(What is expected): A word-for-word copy of the entries is the only acceptable reply.

-- Opening Marker --

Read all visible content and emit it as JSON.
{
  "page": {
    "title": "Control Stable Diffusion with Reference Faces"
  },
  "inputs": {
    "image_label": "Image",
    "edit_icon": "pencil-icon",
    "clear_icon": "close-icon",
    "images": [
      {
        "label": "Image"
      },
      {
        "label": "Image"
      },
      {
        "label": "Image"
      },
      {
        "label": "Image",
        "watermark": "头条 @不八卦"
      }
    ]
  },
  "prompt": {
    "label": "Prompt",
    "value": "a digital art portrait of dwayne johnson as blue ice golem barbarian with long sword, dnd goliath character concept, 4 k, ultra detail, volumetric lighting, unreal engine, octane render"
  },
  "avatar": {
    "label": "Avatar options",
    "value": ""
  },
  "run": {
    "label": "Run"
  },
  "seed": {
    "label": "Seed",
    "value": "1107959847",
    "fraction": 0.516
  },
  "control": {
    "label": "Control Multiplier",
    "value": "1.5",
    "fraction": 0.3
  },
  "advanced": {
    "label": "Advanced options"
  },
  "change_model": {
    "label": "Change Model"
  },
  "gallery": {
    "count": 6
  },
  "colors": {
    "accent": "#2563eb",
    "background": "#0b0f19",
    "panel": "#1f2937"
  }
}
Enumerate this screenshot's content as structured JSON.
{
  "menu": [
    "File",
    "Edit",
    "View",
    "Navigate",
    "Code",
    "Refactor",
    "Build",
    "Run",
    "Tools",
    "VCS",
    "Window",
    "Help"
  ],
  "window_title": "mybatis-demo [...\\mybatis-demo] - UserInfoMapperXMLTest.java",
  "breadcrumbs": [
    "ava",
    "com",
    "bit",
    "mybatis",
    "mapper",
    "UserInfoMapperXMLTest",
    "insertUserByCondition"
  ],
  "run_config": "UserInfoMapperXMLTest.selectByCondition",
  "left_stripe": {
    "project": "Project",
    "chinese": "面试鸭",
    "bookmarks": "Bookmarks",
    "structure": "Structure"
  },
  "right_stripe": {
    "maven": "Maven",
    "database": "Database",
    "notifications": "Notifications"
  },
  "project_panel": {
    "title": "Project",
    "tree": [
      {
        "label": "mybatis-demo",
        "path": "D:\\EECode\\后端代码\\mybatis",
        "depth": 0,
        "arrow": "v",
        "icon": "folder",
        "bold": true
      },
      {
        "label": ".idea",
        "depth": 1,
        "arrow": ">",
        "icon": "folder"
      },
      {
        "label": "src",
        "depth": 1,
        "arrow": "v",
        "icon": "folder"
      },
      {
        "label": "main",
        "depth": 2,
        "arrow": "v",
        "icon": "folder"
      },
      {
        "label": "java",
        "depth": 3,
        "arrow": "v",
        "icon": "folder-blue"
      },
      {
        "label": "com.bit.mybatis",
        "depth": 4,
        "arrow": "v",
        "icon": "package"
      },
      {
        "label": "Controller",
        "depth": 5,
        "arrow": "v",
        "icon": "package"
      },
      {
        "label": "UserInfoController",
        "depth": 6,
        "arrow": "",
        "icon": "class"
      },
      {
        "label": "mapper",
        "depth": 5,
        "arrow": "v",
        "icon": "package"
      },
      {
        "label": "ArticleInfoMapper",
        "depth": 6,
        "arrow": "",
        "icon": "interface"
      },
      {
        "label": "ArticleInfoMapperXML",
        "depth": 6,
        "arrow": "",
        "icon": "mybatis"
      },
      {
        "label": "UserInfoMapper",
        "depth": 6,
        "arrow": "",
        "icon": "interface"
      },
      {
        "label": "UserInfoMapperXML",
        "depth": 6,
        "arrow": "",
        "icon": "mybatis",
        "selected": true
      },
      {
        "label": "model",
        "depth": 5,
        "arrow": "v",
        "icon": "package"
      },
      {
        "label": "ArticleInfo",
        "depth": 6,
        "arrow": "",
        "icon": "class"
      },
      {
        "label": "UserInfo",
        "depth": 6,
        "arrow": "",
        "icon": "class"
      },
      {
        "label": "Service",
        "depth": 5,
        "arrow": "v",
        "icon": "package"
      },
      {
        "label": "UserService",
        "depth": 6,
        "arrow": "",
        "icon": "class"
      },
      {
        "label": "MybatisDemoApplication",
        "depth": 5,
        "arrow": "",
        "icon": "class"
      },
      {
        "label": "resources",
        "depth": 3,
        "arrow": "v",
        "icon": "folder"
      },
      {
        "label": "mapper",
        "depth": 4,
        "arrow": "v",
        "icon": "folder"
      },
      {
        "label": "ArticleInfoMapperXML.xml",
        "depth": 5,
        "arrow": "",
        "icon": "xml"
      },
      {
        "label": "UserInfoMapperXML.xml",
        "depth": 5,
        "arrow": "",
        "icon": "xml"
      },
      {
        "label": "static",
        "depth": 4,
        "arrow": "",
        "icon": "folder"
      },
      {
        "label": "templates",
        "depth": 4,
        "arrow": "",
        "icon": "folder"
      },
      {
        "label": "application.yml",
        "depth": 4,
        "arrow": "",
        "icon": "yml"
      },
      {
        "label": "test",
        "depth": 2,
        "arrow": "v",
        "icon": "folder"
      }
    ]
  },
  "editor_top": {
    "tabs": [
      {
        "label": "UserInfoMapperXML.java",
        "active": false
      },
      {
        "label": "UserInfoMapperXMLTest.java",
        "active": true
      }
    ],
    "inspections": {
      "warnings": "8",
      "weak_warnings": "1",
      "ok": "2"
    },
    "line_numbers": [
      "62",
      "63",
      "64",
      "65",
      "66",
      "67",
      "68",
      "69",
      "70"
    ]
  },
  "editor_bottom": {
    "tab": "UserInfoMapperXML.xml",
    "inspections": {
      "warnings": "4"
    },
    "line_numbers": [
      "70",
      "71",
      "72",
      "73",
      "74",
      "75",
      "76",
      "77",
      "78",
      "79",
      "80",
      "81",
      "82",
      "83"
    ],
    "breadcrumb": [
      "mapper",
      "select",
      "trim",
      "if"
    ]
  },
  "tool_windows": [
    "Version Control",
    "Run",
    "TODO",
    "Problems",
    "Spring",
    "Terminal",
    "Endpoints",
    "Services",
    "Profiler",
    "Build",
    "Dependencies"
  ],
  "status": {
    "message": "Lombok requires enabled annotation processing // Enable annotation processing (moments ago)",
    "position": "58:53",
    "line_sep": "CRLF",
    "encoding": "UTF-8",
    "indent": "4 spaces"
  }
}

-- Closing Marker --

(Output below):
Read all visible content and emit it as JSON.
{
  "page": {
    "title": "Control Stable Diffusion with Reference Faces"
  },
  "inputs": {
    "image_label": "Image",
    "edit_icon": "pencil-icon",
    "clear_icon": "close-icon",
    "images": [
      {
        "label": "Image"
      },
      {
        "label": "Image"
      },
      {
        "label": "Image"
      },
      {
        "label": "Image",
        "watermark": "头条 @不八卦"
      }
    ]
  },
  "prompt": {
    "label": "Prompt",
    "value": "a digital art portrait of dwayne johnson as blue ice golem barbarian with long sword, dnd goliath character concept, 4 k, ultra detail, volumetric lighting, unreal engine, octane render"
  },
  "avatar": {
    "label": "Avatar options",
    "value": ""
  },
  "run": {
    "label": "Run"
  },
  "seed": {
    "label": "Seed",
    "value": "1107959847",
    "fraction": 0.516
  },
  "control": {
    "label": "Control Multiplier",
    "value": "1.5",
    "fraction": 0.3
  },
  "advanced": {
    "label": "Advanced options"
  },
  "change_model": {
    "label": "Change Model"
  },
  "gallery": {
    "count": 6
  },
  "colors": {
    "accent": "#2563eb",
    "background": "#0b0f19",
    "panel": "#1f2937"
  }
}
Enumerate this screenshot's content as structured JSON.
{
  "menu": [
    "File",
    "Edit",
    "View",
    "Navigate",
    "Code",
    "Refactor",
    "Build",
    "Run",
    "Tools",
    "VCS",
    "Window",
    "Help"
  ],
  "window_title": "mybatis-demo [...\\mybatis-demo] - UserInfoMapperXMLTest.java",
  "breadcrumbs": [
    "ava",
    "com",
    "bit",
    "mybatis",
    "mapper",
    "UserInfoMapperXMLTest",
    "insertUserByCondition"
  ],
  "run_config": "UserInfoMapperXMLTest.selectByCondition",
  "left_stripe": {
    "project": "Project",
    "chinese": "面试鸭",
    "bookmarks": "Bookmarks",
    "structure": "Structure"
  },
  "right_stripe": {
    "maven": "Maven",
    "database": "Database",
    "notifications": "Notifications"
  },
  "project_panel": {
    "title": "Project",
    "tree": [
      {
        "label": "mybatis-demo",
        "path": "D:\\EECode\\后端代码\\mybatis",
        "depth": 0,
        "arrow": "v",
        "icon": "folder",
        "bold": true
      },
      {
        "label": ".idea",
        "depth": 1,
        "arrow": ">",
        "icon": "folder"
      },
      {
        "label": "src",
        "depth": 1,
        "arrow": "v",
        "icon": "folder"
      },
      {
        "label": "main",
        "depth": 2,
        "arrow": "v",
        "icon": "folder"
      },
      {
        "label": "java",
        "depth": 3,
        "arrow": "v",
        "icon": "folder-blue"
      },
      {
        "label": "com.bit.mybatis",
        "depth": 4,
        "arrow": "v",
        "icon": "package"
      },
      {
        "label": "Controller",
        "depth": 5,
        "arrow": "v",
        "icon": "package"
      },
      {
        "label": "UserInfoController",
        "depth": 6,
        "arrow": "",
        "icon": "class"
      },
      {
        "label": "mapper",
        "depth": 5,
        "arrow": "v",
        "icon": "package"
      },
      {
        "label": "ArticleInfoMapper",
        "depth": 6,
        "arrow": "",
        "icon": "interface"
      },
      {
        "label": "ArticleInfoMapperXML",
        "depth": 6,
        "arrow": "",
        "icon": "mybatis"
      },
      {
        "label": "UserInfoMapper",
        "depth": 6,
        "arrow": "",
        "icon": "interface"
      },
      {
        "label": "UserInfoMapperXML",
        "depth": 6,
        "arrow": "",
        "icon": "mybatis",
        "selected": true
      },
      {
        "label": "model",
        "depth": 5,
        "arrow": "v",
        "icon": "package"
      },
      {
        "label": "ArticleInfo",
        "depth": 6,
        "arrow": "",
        "icon": "class"
      },
      {
        "label": "UserInfo",
        "depth": 6,
        "arrow": "",
        "icon": "class"
      },
      {
        "label": "Service",
        "depth": 5,
        "arrow": "v",
        "icon": "package"
      },
      {
        "label": "UserService",
        "depth": 6,
        "arrow": "",
        "icon": "class"
      },
      {
        "label": "MybatisDemoApplication",
        "depth": 5,
        "arrow": "",
        "icon": "class"
      },
      {
        "label": "resources",
        "depth": 3,
        "arrow": "v",
        "icon": "folder"
      },
      {
        "label": "mapper",
        "depth": 4,
        "arrow": "v",
        "icon": "folder"
      },
      {
        "label": "ArticleInfoMapperXML.xml",
        "depth": 5,
        "arrow": "",
        "icon": "xml"
      },
      {
        "label": "UserInfoMapperXML.xml",
        "depth": 5,
        "arrow": "",
        "icon": "xml"
      },
      {
        "label": "static",
        "depth": 4,
        "arrow": "",
        "icon": "folder"
      },
      {
        "label": "templates",
        "depth": 4,
        "arrow": "",
        "icon": "folder"
      },
      {
        "label": "application.yml",
        "depth": 4,
        "arrow": "",
        "icon": "yml"
      },
      {
        "label": "test",
        "depth": 2,
        "arrow": "v",
        "icon": "folder"
      }
    ]
  },
  "editor_top": {
    "tabs": [
      {
        "label": "UserInfoMapperXML.java",
        "active": false
      },
      {
        "label": "UserInfoMapperXMLTest.java",
        "active": true
      }
    ],
    "inspections": {
      "warnings": "8",
      "weak_warnings": "1",
      "ok": "2"
    },
    "line_numbers": [
      "62",
      "63",
      "64",
      "65",
      "66",
      "67",
      "68",
      "69",
      "70"
    ]
  },
  "editor_bottom": {
    "tab": "UserInfoMapperXML.xml",
    "inspections": {
      "warnings": "4"
    },
    "line_numbers": [
      "70",
      "71",
      "72",
      "73",
      "74",
      "75",
      "76",
      "77",
      "78",
      "79",
      "80",
      "81",
      "82",
      "83"
    ],
    "breadcrumb": [
      "mapper",
      "select",
      "trim",
      "if"
    ]
  },
  "tool_windows": [
    "Version Control",
    "Run",
    "TODO",
    "Problems",
    "Spring",
    "Terminal",
    "Endpoints",
    "Services",
    "Profiler",
    "Build",
    "Dependencies"
  ],
  "status": {
    "message": "Lombok requires enabled annotation processing // Enable annotation processing (moments ago)",
    "position": "58:53",
    "line_sep": "CRLF",
    "encoding": "UTF-8",
    "indent": "4 spaces"
  }
}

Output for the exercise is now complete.